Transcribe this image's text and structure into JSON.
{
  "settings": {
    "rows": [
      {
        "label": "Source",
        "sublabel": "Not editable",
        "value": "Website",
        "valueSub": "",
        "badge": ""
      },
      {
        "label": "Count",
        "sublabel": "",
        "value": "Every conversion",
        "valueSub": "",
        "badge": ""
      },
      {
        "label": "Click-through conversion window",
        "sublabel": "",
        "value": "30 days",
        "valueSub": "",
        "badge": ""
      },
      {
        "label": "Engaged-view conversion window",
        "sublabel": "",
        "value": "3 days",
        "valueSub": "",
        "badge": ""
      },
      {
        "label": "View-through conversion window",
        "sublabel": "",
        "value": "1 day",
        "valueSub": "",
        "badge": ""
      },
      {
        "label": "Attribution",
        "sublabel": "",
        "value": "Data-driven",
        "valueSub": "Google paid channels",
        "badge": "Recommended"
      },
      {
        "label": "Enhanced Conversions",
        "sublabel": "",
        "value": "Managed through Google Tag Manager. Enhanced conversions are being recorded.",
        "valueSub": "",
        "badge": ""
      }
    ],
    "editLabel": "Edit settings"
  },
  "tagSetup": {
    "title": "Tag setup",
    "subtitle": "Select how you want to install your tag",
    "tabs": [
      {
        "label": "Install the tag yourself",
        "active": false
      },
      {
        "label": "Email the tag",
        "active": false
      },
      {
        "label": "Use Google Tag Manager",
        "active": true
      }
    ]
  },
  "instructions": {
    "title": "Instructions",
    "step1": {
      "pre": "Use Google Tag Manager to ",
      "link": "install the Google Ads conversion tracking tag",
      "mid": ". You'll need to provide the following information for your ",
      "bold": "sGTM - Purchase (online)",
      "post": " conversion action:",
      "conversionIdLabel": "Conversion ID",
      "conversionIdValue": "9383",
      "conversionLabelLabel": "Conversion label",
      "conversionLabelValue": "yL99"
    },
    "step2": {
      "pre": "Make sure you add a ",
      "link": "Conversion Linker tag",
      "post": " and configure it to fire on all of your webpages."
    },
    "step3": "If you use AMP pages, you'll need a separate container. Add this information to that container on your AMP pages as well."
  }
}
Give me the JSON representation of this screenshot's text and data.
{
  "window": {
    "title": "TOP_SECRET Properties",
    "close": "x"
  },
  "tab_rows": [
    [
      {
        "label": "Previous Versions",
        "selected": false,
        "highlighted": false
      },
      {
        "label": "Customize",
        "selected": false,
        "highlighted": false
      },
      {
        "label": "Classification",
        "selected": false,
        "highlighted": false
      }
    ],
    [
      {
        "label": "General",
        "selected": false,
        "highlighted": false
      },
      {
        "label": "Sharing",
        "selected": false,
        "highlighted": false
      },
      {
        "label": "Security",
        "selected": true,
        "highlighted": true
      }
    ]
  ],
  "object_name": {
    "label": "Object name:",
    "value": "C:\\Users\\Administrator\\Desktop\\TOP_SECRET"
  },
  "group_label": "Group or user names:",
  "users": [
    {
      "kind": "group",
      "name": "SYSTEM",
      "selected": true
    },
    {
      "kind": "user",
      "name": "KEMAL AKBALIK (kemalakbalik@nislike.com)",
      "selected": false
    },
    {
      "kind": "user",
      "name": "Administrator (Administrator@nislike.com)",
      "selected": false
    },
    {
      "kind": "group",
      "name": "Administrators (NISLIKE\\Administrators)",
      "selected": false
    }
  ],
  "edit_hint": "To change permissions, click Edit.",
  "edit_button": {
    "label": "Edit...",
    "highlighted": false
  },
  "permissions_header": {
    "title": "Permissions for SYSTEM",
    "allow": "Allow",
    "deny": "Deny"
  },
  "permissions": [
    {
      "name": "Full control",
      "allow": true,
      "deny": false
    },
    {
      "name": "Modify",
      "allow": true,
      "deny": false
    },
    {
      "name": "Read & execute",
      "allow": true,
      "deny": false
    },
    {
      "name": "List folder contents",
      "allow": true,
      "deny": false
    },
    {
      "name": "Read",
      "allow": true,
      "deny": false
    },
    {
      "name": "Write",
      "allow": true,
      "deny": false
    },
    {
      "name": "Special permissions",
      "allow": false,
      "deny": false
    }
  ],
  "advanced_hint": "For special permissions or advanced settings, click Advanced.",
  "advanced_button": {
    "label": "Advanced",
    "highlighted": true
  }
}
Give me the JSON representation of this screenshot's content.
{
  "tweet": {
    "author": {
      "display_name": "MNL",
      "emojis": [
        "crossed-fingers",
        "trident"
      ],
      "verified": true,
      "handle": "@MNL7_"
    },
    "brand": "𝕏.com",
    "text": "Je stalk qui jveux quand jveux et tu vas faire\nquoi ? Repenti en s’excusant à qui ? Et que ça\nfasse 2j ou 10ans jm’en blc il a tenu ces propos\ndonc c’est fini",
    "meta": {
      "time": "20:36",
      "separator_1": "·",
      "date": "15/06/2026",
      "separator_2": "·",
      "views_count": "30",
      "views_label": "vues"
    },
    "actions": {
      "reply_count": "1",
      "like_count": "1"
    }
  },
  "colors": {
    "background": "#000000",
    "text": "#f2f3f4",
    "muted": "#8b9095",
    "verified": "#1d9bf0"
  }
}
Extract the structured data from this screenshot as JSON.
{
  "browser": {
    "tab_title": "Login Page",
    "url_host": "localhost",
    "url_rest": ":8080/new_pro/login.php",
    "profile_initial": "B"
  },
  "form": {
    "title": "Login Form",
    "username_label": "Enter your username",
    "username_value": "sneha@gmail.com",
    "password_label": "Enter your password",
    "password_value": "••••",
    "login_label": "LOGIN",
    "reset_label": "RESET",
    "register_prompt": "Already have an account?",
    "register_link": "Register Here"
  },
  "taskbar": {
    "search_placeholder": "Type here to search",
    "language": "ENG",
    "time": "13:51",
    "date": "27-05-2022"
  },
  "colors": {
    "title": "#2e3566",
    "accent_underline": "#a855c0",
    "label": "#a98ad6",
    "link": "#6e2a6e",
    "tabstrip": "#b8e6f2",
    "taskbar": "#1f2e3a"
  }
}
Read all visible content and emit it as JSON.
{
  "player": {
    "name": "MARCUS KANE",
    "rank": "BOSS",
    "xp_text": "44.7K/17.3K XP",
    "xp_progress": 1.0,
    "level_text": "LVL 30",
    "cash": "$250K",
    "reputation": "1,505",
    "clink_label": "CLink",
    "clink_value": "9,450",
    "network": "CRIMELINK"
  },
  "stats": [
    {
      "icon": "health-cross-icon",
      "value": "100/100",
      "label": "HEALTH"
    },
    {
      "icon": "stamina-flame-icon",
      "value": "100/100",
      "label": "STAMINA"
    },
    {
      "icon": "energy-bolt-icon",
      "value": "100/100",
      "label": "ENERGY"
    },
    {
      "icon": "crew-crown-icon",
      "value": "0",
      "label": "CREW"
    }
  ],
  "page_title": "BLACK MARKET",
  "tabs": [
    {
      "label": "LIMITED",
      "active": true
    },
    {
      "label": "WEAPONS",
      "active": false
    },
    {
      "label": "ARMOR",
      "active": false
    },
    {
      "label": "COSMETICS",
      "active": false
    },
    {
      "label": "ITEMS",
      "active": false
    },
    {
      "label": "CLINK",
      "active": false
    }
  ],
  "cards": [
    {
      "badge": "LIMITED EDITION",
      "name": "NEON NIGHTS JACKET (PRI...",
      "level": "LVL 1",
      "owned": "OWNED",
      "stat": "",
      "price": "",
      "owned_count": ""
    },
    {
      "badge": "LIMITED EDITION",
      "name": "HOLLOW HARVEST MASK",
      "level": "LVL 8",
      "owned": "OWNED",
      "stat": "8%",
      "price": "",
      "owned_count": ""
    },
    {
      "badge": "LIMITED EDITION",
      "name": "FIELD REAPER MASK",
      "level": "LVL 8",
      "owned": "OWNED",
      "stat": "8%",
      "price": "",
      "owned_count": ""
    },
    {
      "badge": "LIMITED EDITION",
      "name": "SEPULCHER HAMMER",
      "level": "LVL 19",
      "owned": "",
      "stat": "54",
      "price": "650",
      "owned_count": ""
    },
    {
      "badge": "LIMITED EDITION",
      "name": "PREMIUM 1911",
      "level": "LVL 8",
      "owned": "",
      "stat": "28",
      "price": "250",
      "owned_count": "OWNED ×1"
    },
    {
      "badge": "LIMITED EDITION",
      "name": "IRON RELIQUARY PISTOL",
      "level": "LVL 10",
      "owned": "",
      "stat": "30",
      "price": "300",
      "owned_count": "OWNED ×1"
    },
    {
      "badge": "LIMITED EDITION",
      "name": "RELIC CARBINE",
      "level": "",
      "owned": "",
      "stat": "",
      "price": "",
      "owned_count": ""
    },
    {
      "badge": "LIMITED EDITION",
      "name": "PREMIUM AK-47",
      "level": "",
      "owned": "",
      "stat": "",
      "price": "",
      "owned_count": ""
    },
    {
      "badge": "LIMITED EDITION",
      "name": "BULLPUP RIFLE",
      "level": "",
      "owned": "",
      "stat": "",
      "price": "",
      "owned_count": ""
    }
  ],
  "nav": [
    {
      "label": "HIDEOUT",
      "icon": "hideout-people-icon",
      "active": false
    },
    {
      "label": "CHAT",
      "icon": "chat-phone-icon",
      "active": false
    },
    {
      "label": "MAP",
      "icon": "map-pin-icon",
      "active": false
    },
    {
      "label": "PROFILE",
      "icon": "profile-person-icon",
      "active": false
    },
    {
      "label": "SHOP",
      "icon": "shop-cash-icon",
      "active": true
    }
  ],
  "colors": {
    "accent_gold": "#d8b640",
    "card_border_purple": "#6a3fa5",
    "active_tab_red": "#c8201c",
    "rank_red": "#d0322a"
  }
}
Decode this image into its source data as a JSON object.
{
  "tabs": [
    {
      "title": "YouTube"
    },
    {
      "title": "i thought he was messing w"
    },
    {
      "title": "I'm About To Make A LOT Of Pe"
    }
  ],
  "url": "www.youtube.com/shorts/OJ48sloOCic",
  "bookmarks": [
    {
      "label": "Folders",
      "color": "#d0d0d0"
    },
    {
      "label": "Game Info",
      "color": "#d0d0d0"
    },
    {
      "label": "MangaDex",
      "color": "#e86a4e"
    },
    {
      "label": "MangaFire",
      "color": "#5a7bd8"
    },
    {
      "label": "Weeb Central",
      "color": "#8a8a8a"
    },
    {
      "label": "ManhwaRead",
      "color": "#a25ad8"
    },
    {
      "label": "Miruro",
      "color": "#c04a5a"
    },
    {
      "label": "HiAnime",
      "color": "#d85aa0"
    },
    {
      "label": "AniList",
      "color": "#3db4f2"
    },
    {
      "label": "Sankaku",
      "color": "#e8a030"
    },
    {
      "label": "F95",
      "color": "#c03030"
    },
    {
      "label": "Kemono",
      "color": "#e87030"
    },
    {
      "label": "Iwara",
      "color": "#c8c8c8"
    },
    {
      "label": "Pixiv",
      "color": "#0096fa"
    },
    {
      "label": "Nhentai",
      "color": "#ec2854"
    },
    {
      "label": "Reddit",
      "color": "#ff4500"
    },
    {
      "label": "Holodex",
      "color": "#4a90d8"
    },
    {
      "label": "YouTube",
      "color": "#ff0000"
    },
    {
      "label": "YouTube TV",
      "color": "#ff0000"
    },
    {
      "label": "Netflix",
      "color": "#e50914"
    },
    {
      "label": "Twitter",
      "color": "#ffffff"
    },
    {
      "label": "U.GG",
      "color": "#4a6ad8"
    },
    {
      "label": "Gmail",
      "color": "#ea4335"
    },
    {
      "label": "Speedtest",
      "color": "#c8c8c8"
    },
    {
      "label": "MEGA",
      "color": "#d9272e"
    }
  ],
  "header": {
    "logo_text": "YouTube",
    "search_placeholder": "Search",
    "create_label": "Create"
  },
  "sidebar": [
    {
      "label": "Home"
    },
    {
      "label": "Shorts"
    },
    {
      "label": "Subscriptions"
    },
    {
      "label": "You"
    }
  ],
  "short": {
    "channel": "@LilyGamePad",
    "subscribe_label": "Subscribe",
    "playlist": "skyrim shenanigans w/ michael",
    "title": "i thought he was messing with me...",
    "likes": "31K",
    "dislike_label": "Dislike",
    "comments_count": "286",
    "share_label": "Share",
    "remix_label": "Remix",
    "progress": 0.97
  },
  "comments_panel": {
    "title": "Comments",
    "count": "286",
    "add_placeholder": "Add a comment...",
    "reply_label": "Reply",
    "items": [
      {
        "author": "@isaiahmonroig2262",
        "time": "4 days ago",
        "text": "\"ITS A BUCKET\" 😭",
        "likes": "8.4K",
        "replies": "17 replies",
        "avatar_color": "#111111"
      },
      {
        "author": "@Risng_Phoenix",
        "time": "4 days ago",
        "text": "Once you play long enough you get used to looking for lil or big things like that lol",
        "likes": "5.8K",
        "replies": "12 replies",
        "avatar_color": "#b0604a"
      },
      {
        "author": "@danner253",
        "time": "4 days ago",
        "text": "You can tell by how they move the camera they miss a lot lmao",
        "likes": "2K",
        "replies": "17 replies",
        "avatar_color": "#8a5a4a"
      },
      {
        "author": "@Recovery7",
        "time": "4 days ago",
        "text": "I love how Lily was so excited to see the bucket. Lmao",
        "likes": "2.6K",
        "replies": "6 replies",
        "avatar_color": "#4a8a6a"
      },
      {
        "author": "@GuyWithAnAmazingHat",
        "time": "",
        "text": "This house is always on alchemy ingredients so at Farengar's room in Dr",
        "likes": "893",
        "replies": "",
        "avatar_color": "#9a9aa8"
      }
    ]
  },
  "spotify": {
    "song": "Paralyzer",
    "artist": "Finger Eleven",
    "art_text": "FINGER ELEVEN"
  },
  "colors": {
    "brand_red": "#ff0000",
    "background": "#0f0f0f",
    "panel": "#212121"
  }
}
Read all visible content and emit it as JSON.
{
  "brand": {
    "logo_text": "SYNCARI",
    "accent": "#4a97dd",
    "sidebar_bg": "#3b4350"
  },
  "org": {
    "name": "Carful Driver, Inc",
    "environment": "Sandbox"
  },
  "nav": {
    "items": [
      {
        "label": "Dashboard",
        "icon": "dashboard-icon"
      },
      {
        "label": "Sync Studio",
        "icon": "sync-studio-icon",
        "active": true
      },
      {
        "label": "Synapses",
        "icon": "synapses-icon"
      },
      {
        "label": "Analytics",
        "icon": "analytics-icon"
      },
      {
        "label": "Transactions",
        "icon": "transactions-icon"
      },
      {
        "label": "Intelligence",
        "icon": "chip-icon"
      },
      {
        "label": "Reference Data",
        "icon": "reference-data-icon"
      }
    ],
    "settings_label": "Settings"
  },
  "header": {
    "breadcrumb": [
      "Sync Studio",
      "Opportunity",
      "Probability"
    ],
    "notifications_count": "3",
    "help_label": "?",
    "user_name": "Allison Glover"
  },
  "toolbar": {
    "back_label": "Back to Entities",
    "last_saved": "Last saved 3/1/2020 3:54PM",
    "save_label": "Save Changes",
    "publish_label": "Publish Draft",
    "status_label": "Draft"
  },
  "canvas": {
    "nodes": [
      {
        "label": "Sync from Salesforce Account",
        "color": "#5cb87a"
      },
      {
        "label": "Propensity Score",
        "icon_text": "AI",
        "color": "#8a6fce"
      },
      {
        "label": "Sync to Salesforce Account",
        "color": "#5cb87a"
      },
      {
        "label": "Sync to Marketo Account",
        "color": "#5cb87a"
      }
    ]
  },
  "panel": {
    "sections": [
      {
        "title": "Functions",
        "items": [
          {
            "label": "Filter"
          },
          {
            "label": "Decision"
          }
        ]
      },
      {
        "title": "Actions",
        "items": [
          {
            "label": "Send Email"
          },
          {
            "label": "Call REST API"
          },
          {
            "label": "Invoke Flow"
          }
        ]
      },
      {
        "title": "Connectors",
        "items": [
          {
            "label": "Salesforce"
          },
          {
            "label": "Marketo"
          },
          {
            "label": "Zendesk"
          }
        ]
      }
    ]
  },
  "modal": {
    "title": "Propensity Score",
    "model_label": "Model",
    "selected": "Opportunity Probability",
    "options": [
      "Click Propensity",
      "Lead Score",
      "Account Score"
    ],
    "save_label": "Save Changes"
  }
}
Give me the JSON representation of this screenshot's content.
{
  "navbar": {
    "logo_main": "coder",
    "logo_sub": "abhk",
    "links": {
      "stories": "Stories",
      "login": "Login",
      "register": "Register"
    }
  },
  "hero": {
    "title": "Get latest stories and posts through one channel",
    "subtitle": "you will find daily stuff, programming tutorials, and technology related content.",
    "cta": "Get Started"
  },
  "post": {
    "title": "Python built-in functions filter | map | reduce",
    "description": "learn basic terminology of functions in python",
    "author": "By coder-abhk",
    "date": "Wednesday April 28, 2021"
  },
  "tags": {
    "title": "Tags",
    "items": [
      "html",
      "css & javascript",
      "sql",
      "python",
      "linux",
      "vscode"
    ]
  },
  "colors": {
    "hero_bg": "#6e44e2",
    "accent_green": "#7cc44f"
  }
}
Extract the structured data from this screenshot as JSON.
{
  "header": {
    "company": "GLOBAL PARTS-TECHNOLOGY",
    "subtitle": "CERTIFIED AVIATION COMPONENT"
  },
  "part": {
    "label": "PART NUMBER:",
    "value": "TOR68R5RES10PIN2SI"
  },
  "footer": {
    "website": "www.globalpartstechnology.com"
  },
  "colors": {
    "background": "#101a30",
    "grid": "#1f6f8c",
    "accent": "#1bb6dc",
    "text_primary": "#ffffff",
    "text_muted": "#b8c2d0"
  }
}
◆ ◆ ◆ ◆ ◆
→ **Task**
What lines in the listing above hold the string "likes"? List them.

→ **Exercise response**
    "likes": "31K",
        "likes": "8.4K",
        "likes": "5.8K",
        "likes": "2K",
        "likes": "2.6K",
        "likes": "893",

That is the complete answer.